CERA study: Faster drilling permits means more jobs

Faster permitting of offshore oil and gas projects could create nearly 230,000 new jobs in 2012 and boost the economy by $44 billion, including a surge in federal and state tax revenues, according to an industry-funded study put out today by IHS-CERA.

The job growth would extend well beyond the traditional Gulf Coast energy industry states, the study says, boosting employment indirectly as far away as California, New York, Florida, Illinois and Georgia.

The study, funded by The Gulf Economic Survival Team, a collection of largely Louisiana-based energy and business interests, looks at data on the pace of permitting by the Bureau of Ocean Energy Management Regulation and Enforcement through April 30 – six months after the federal moratorium on offshore drilling was formally lifted following the Deepwater Horizon accident.

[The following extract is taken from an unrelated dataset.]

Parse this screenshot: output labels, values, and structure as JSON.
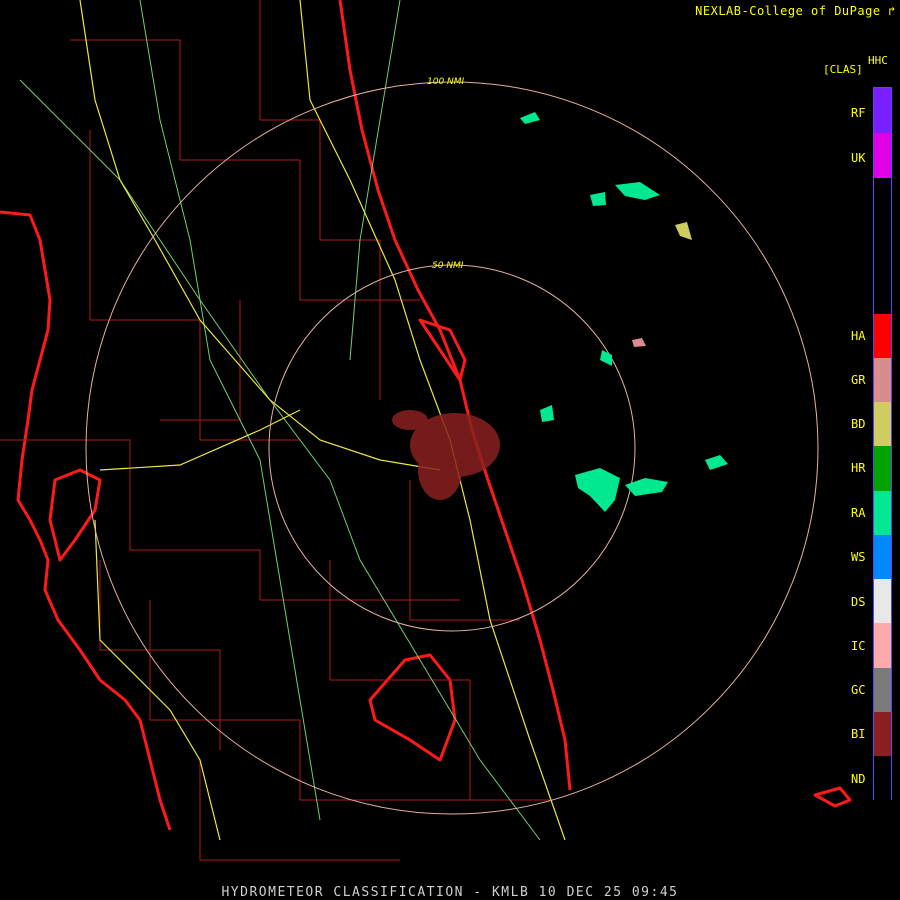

You can see the study here.

IHS CERA Chairman Daniel Yergin said in a conference call the study doesn’t try to answer why the pace of permitting has slowed or how it should be fixed. Rather is simply identifies the problem and the missed economic opportunities that come with less oil and gas drilling.

Following the April 2010 incident that killed 11 and led to the largest ever oil spill in the U.S. Gulf of Mexico, the federal government began to reorganize the agency overseeing offshore exploration and production, adding a number of new safety and environmental rules and did away with prior rules exemptions that allowed companies to skip certain analysis.

Since then, the backlog of permits waiting for approval has grown, the study says, reaching some 90 percent more than pre-spill levels.

The length of time permits are waiting for approval has also grown some 95 percent over the pre-spill pace, the study says.

These delays are leading to lost opportunities for industry investments in the U.S. Gulf, which would create jobs and tax revenues, the IHS-CERA study reported.

It is also hurting future U.S. oil production as fewer drilling permits mean fewer new oil discoveries – or at least several years of delays before new discoveries are made. Faster permitting could lead to an additional 400,000 barrels per day in production by 2012, according to the study.


“There is a need to better align the new regulatory environment with industry capacity, as the current pace of plan and permit approval is congested,” said Jim Burkhard, IHS-CERA’s managing director for global oil, who co-authored the report. “With that alignment, then the country can realize the economic and energy security benefits of a restarted Gulf of Mexico.”

The study presents arguments similar to those made by industry groups repeatedly in the months since the moratorium was lifted. Earlier this month a study from the American Petroleum Institute and the National Ocean Industries Association said a return to prior permitting levels could create about 190,000 jobs by the year 2013.

There have been some changes in the outlook since the time frame of the study, which ended April 30.

In June ExxonMobil announced a new discoveryin the Keathley Canyon area of the Gulf with an estimated 700 million barrels of recoverable oil. Shell also announced plans to invest $2.5 billion in its Cardamon field in the Gulf.

BOEMRE has also said a new Gulf lease sale is on schedule for later this year:

In a hearing last week, BOEMRE director Michael Bromwich defended the agency’s work.


The agency can only act on the permits they have pending, Bromwich said, which as of Thursday includes four new shallow water permits and 14 new deepwater well permits.

He has also said that while BOEMRE has hired more permitting staff and inspectors, further hires are jeopardized by a Republican spending bill in the House that would cut funding for the agency roughly $35 million below what had been sought by the Obama administration

Bromwich is still seeking authority to pay recruits more money and improve benefits in order to better attract and retain staff at the agency.

“We are working as efficiently as we can with the resources we have, including hiring people as swiftly as the federal system will allow with the funding provided this Spring by the FY11 budget,” said Melissa Schwartz, a spokeswoman for BOEMRE.